### WHAT IS NEEDED
The entries below are to be copied exactly, with nothing left out.

==*==

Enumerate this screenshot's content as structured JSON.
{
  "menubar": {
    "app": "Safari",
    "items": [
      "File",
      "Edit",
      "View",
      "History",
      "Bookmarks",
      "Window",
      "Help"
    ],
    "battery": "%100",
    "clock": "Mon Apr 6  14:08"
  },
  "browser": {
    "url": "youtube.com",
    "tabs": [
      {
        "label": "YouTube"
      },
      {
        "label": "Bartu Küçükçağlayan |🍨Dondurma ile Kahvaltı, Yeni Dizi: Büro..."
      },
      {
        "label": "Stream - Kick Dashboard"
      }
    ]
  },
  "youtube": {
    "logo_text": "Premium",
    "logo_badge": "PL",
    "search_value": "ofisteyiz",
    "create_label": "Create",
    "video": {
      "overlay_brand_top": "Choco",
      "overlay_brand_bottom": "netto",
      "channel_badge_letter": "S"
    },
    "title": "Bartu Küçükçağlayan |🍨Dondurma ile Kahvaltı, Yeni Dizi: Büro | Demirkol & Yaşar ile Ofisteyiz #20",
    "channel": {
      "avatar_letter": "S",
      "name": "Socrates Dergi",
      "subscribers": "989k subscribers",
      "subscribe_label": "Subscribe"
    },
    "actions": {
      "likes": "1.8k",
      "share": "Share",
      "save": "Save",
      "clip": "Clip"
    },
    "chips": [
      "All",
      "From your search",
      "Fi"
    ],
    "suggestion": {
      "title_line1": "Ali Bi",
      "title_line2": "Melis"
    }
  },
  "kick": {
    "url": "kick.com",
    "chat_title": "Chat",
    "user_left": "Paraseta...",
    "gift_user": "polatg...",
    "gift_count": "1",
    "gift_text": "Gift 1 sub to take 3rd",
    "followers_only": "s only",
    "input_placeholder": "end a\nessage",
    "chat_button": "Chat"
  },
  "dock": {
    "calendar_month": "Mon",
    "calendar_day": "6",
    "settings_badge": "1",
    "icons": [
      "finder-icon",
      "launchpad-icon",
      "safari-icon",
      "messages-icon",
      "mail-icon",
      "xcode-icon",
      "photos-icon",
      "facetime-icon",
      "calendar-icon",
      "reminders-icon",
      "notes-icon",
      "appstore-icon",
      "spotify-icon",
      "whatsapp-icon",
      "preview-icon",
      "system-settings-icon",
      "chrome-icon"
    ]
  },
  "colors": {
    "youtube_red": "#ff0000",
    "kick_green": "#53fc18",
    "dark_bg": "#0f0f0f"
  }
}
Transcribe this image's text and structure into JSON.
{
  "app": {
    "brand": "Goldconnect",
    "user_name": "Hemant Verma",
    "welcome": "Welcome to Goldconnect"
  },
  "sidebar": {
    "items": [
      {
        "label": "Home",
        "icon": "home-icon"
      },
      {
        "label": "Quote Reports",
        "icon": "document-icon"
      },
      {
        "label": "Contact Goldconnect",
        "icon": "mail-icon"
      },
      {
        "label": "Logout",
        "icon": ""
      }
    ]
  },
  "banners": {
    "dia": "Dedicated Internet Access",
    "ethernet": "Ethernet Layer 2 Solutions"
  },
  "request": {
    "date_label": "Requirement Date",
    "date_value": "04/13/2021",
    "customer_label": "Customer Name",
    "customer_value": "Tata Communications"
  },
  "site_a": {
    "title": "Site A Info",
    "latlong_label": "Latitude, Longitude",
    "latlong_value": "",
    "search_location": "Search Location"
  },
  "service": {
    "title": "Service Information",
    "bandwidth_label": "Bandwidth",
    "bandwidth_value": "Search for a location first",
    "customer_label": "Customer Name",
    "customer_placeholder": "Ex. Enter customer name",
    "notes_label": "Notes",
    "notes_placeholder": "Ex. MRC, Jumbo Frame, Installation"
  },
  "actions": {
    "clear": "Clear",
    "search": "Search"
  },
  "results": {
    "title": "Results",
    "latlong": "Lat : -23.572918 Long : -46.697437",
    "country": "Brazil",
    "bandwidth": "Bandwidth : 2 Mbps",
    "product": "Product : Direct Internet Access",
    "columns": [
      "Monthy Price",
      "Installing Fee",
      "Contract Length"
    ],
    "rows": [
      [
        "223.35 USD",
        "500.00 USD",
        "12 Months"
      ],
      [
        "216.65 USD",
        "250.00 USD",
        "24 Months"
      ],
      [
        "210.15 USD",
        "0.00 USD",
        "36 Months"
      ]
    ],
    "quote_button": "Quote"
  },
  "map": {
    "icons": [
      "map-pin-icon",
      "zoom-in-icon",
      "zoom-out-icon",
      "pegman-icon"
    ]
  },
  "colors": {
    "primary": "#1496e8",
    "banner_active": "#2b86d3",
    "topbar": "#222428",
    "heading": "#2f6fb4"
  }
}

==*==

### YOUR SOLUTION
Enumerate this screenshot's content as structured JSON.
{
  "menubar": {
    "app": "Safari",
    "items": [
      "File",
      "Edit",
      "View",
      "History",
      "Bookmarks",
      "Window",
      "Help"
    ],
    "battery": "%100",
    "clock": "Mon Apr 6  14:08"
  },
  "browser": {
    "url": "youtube.com",
    "tabs": [
      {
        "label": "YouTube"
      },
      {
        "label": "Bartu Küçükçağlayan |🍨Dondurma ile Kahvaltı, Yeni Dizi: Büro..."
      },
      {
        "label": "Stream - Kick Dashboard"
      }
    ]
  },
  "youtube": {
    "logo_text": "Premium",
    "logo_badge": "PL",
    "search_value": "ofisteyiz",
    "create_label": "Create",
    "video": {
      "overlay_brand_top": "Choco",
      "overlay_brand_bottom": "netto",
      "channel_badge_letter": "S"
    },
    "title": "Bartu Küçükçağlayan |🍨Dondurma ile Kahvaltı, Yeni Dizi: Büro | Demirkol & Yaşar ile Ofisteyiz #20",
    "channel": {
      "avatar_letter": "S",
      "name": "Socrates Dergi",
      "subscribers": "989k subscribers",
      "subscribe_label": "Subscribe"
    },
    "actions": {
      "likes": "1.8k",
      "share": "Share",
      "save": "Save",
      "clip": "Clip"
    },
    "chips": [
      "All",
      "From your search",
      "Fi"
    ],
    "suggestion": {
      "title_line1": "Ali Bi",
      "title_line2": "Melis"
    }
  },
  "kick": {
    "url": "kick.com",
    "chat_title": "Chat",
    "user_left": "Paraseta...",
    "gift_user": "polatg...",
    "gift_count": "1",
    "gift_text": "Gift 1 sub to take 3rd",
    "followers_only": "s only",
    "input_placeholder": "end a\nessage",
    "chat_button": "Chat"
  },
  "dock": {
    "calendar_month": "Mon",
    "calendar_day": "6",
    "settings_badge": "1",
    "icons": [
      "finder-icon",
      "launchpad-icon",
      "safari-icon",
      "messages-icon",
      "mail-icon",
      "xcode-icon",
      "photos-icon",
      "facetime-icon",
      "calendar-icon",
      "reminders-icon",
      "notes-icon",
      "appstore-icon",
      "spotify-icon",
      "whatsapp-icon",
      "preview-icon",
      "system-settings-icon",
      "chrome-icon"
    ]
  },
  "colors": {
    "youtube_red": "#ff0000",
    "kick_green": "#53fc18",
    "dark_bg": "#0f0f0f"
  }
}
Transcribe this image's text and structure into JSON.
{
  "app": {
    "brand": "Goldconnect",
    "user_name": "Hemant Verma",
    "welcome": "Welcome to Goldconnect"
  },
  "sidebar": {
    "items": [
      {
        "label": "Home",
        "icon": "home-icon"
      },
      {
        "label": "Quote Reports",
        "icon": "document-icon"
      },
      {
        "label": "Contact Goldconnect",
        "icon": "mail-icon"
      },
      {
        "label": "Logout",
        "icon": ""
      }
    ]
  },
  "banners": {
    "dia": "Dedicated Internet Access",
    "ethernet": "Ethernet Layer 2 Solutions"
  },
  "request": {
    "date_label": "Requirement Date",
    "date_value": "04/13/2021",
    "customer_label": "Customer Name",
    "customer_value": "Tata Communications"
  },
  "site_a": {
    "title": "Site A Info",
    "latlong_label": "Latitude, Longitude",
    "latlong_value": "",
    "search_location": "Search Location"
  },
  "service": {
    "title": "Service Information",
    "bandwidth_label": "Bandwidth",
    "bandwidth_value": "Search for a location first",
    "customer_label": "Customer Name",
    "customer_placeholder": "Ex. Enter customer name",
    "notes_label": "Notes",
    "notes_placeholder": "Ex. MRC, Jumbo Frame, Installation"
  },
  "actions": {
    "clear": "Clear",
    "search": "Search"
  },
  "results": {
    "title": "Results",
    "latlong": "Lat : -23.572918 Long : -46.697437",
    "country": "Brazil",
    "bandwidth": "Bandwidth : 2 Mbps",
    "product": "Product : Direct Internet Access",
    "columns": [
      "Monthy Price",
      "Installing Fee",
      "Contract Length"
    ],
    "rows": [
      [
        "223.35 USD",
        "500.00 USD",
        "12 Months"
      ],
      [
        "216.65 USD",
        "250.00 USD",
        "24 Months"
      ],
      [
        "210.15 USD",
        "0.00 USD",
        "36 Months"
      ]
    ],
    "quote_button": "Quote"
  },
  "map": {
    "icons": [
      "map-pin-icon",
      "zoom-in-icon",
      "zoom-out-icon",
      "pegman-icon"
    ]
  },
  "colors": {
    "primary": "#1496e8",
    "banner_active": "#2b86d3",
    "topbar": "#222428",
    "heading": "#2f6fb4"
  }
}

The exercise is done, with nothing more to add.